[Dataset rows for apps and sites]
= Beginning of Section =

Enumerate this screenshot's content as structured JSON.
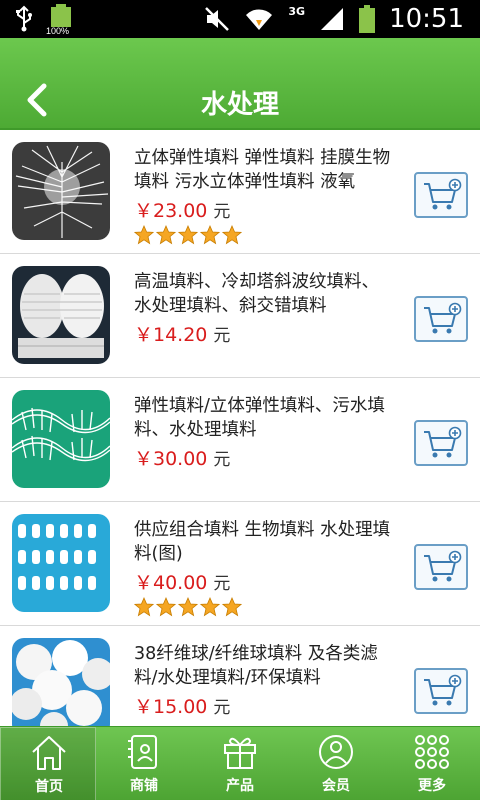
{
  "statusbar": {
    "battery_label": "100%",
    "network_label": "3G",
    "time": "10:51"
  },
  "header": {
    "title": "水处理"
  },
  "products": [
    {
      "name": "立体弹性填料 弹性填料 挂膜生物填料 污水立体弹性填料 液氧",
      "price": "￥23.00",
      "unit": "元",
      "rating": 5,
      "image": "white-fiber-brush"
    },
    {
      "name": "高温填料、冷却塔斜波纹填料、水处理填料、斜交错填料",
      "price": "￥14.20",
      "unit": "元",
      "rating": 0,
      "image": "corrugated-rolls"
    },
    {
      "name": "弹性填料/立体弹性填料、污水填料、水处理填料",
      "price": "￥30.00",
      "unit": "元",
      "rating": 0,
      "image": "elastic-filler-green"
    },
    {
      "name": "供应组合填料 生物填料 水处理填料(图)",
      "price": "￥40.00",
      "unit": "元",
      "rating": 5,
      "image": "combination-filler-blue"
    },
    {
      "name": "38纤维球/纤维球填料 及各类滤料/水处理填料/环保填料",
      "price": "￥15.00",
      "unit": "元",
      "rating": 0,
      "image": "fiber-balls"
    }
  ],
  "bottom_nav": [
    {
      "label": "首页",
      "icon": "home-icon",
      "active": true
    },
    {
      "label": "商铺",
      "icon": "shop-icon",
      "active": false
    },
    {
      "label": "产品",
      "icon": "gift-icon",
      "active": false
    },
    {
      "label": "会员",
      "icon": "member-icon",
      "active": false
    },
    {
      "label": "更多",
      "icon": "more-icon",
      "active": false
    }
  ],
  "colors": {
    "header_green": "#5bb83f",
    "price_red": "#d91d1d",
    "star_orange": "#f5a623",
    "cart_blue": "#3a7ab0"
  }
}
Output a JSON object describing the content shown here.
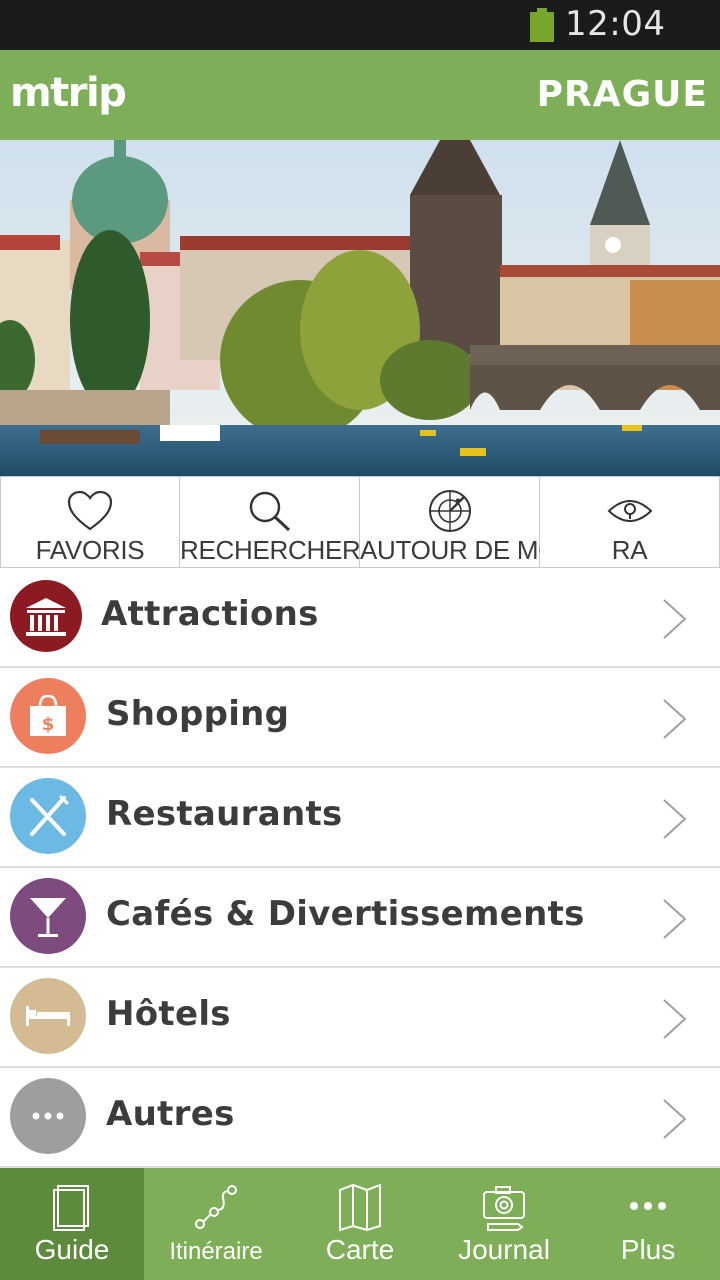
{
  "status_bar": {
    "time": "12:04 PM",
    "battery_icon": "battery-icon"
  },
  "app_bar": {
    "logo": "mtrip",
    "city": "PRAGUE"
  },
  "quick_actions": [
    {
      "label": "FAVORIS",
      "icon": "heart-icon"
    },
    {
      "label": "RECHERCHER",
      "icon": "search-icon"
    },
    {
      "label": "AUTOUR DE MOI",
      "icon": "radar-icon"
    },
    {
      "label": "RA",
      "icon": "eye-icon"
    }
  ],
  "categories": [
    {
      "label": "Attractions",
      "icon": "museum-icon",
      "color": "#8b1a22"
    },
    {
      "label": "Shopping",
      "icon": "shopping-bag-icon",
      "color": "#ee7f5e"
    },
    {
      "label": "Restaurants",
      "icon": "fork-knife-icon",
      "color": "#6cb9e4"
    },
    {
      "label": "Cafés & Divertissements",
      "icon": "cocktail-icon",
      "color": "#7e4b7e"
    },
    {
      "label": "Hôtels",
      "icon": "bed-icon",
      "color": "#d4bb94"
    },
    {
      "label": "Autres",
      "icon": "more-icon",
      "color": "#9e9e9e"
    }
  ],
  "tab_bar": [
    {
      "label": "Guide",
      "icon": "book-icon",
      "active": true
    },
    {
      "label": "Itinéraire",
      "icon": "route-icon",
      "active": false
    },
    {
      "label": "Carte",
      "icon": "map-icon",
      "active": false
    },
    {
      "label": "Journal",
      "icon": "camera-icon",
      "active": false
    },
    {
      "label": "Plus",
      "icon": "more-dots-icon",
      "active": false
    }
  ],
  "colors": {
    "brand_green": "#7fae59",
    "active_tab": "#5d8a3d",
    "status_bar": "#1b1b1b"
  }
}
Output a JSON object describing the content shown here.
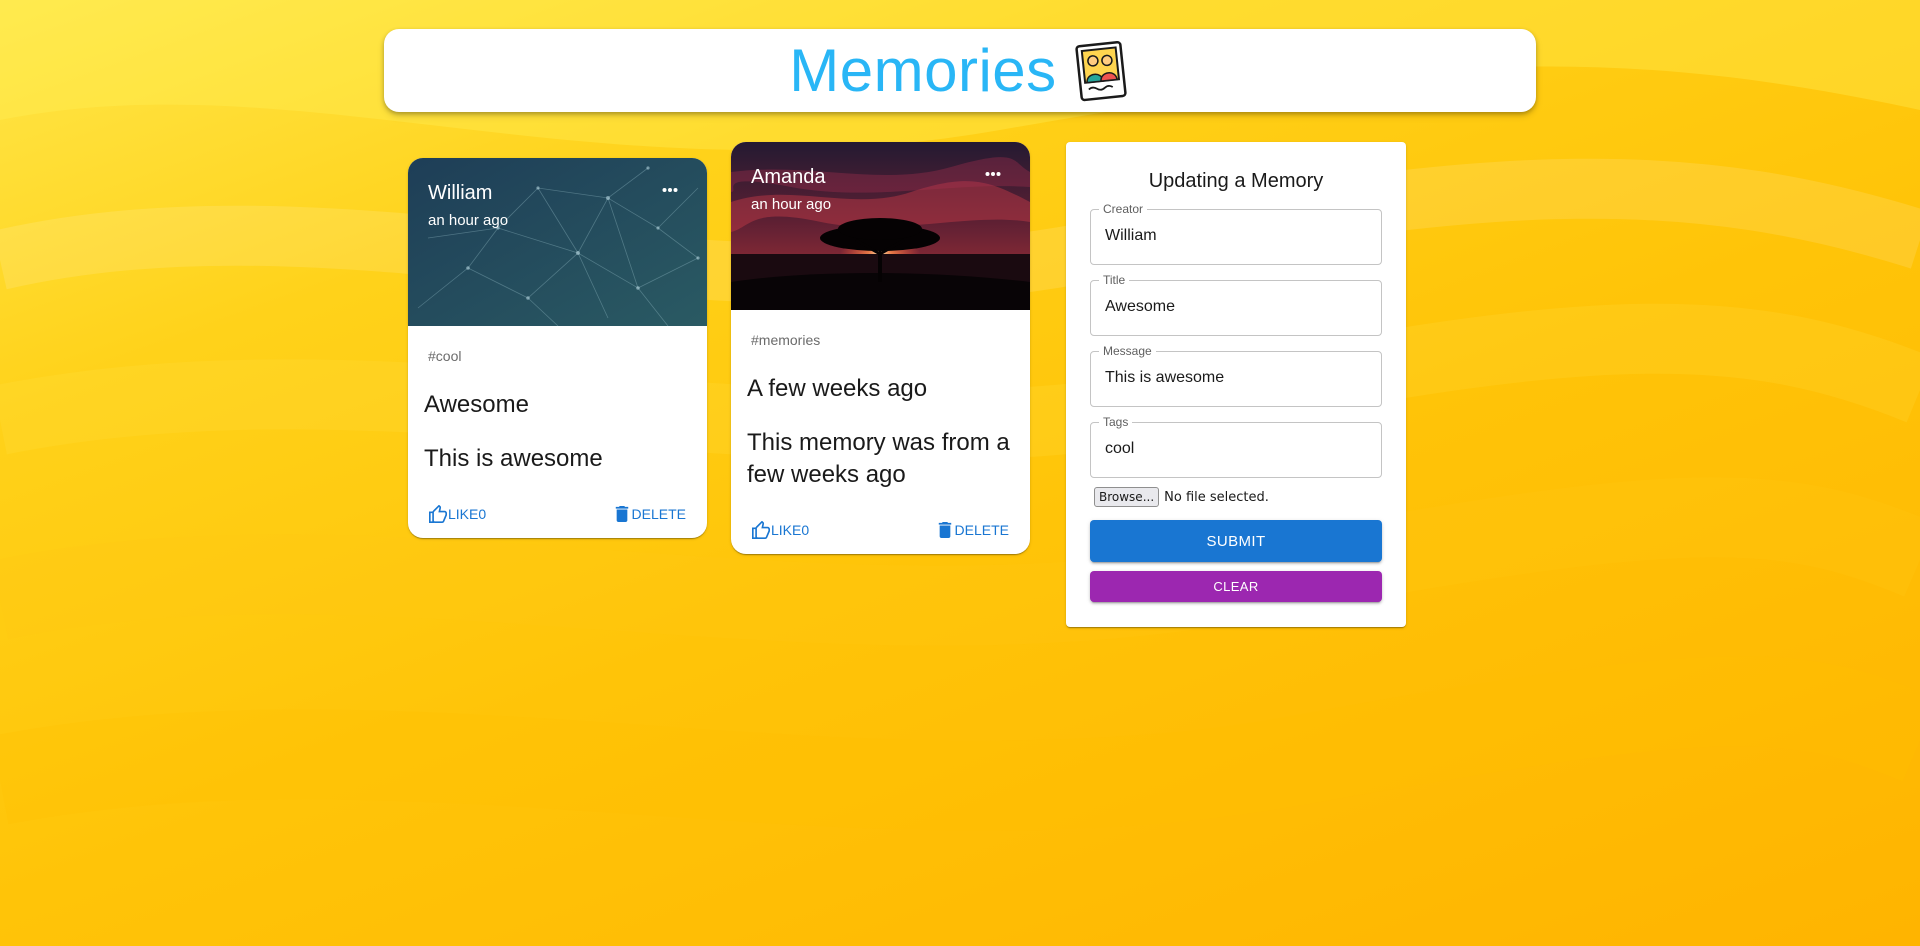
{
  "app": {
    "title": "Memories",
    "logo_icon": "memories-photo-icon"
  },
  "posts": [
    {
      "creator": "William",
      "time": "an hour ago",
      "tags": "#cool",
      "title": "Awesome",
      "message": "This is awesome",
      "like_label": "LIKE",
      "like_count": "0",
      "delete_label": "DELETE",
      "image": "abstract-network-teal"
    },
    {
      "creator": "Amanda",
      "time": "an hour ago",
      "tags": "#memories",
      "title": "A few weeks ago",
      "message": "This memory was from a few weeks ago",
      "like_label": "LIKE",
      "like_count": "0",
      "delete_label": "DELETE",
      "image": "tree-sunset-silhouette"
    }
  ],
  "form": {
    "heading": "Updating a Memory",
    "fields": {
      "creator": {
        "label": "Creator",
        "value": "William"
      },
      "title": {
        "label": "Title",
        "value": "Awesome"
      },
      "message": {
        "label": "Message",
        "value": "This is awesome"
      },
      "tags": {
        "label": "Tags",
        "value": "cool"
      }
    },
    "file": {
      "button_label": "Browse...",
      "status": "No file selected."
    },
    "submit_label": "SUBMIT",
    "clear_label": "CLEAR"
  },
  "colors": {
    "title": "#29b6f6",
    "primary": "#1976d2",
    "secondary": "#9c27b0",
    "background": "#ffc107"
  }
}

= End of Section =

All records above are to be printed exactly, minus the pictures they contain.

Exercise answer:
Enumerate this screenshot's content as structured JSON.
{
  "statusbar": {
    "battery_label": "100%",
    "network_label": "3G",
    "time": "10:51"
  },
  "header": {
    "title": "水处理"
  },
  "products": [
    {
      "name": "立体弹性填料 弹性填料 挂膜生物填料 污水立体弹性填料 液氧",
      "price": "￥23.00",
      "unit": "元",
      "rating": 5,
      "image": "white-fiber-brush"
    },
    {
      "name": "高温填料、冷却塔斜波纹填料、水处理填料、斜交错填料",
      "price": "￥14.20",
      "unit": "元",
      "rating": 0,
      "image": "corrugated-rolls"
    },
    {
      "name": "弹性填料/立体弹性填料、污水填料、水处理填料",
      "price": "￥30.00",
      "unit": "元",
      "rating": 0,
      "image": "elastic-filler-green"
    },
    {
      "name": "供应组合填料 生物填料 水处理填料(图)",
      "price": "￥40.00",
      "unit": "元",
      "rating": 5,
      "image": "combination-filler-blue"
    },
    {
      "name": "38纤维球/纤维球填料 及各类滤料/水处理填料/环保填料",
      "price": "￥15.00",
      "unit": "元",
      "rating": 0,
      "image": "fiber-balls"
    }
  ],
  "bottom_nav": [
    {
      "label": "首页",
      "icon": "home-icon",
      "active": true
    },
    {
      "label": "商铺",
      "icon": "shop-icon",
      "active": false
    },
    {
      "label": "产品",
      "icon": "gift-icon",
      "active": false
    },
    {
      "label": "会员",
      "icon": "member-icon",
      "active": false
    },
    {
      "label": "更多",
      "icon": "more-icon",
      "active": false
    }
  ],
  "colors": {
    "header_green": "#5bb83f",
    "price_red": "#d91d1d",
    "star_orange": "#f5a623",
    "cart_blue": "#3a7ab0"
  }
}
Output a JSON object describing the content shown here.
{
  "status_bar": {
    "time": "12:04 PM",
    "battery_icon": "battery-icon"
  },
  "app_bar": {
    "logo": "mtrip",
    "city": "PRAGUE"
  },
  "quick_actions": [
    {
      "label": "FAVORIS",
      "icon": "heart-icon"
    },
    {
      "label": "RECHERCHER",
      "icon": "search-icon"
    },
    {
      "label": "AUTOUR DE MOI",
      "icon": "radar-icon"
    },
    {
      "label": "RA",
      "icon": "eye-icon"
    }
  ],
  "categories": [
    {
      "label": "Attractions",
      "icon": "museum-icon",
      "color": "#8b1a22"
    },
    {
      "label": "Shopping",
      "icon": "shopping-bag-icon",
      "color": "#ee7f5e"
    },
    {
      "label": "Restaurants",
      "icon": "fork-knife-icon",
      "color": "#6cb9e4"
    },
    {
      "label": "Cafés & Divertissements",
      "icon": "cocktail-icon",
      "color": "#7e4b7e"
    },
    {
      "label": "Hôtels",
      "icon": "bed-icon",
      "color": "#d4bb94"
    },
    {
      "label": "Autres",
      "icon": "more-icon",
      "color": "#9e9e9e"
    }
  ],
  "tab_bar": [
    {
      "label": "Guide",
      "icon": "book-icon",
      "active": true
    },
    {
      "label": "Itinéraire",
      "icon": "route-icon",
      "active": false
    },
    {
      "label": "Carte",
      "icon": "map-icon",
      "active": false
    },
    {
      "label": "Journal",
      "icon": "camera-icon",
      "active": false
    },
    {
      "label": "Plus",
      "icon": "more-dots-icon",
      "active": false
    }
  ],
  "colors": {
    "brand_green": "#7fae59",
    "active_tab": "#5d8a3d",
    "status_bar": "#1b1b1b"
  }
}
Output a JSON object describing the content shown here.
{
  "app": {
    "title": "Memories",
    "logo_icon": "memories-photo-icon"
  },
  "posts": [
    {
      "creator": "William",
      "time": "an hour ago",
      "tags": "#cool",
      "title": "Awesome",
      "message": "This is awesome",
      "like_label": "LIKE",
      "like_count": "0",
      "delete_label": "DELETE",
      "image": "abstract-network-teal"
    },
    {
      "creator": "Amanda",
      "time": "an hour ago",
      "tags": "#memories",
      "title": "A few weeks ago",
      "message": "This memory was from a few weeks ago",
      "like_label": "LIKE",
      "like_count": "0",
      "delete_label": "DELETE",
      "image": "tree-sunset-silhouette"
    }
  ],
  "form": {
    "heading": "Updating a Memory",
    "fields": {
      "creator": {
        "label": "Creator",
        "value": "William"
      },
      "title": {
        "label": "Title",
        "value": "Awesome"
      },
      "message": {
        "label": "Message",
        "value": "This is awesome"
      },
      "tags": {
        "label": "Tags",
        "value": "cool"
      }
    },
    "file": {
      "button_label": "Browse...",
      "status": "No file selected."
    },
    "submit_label": "SUBMIT",
    "clear_label": "CLEAR"
  },
  "colors": {
    "title": "#29b6f6",
    "primary": "#1976d2",
    "secondary": "#9c27b0",
    "background": "#ffc107"
  }
}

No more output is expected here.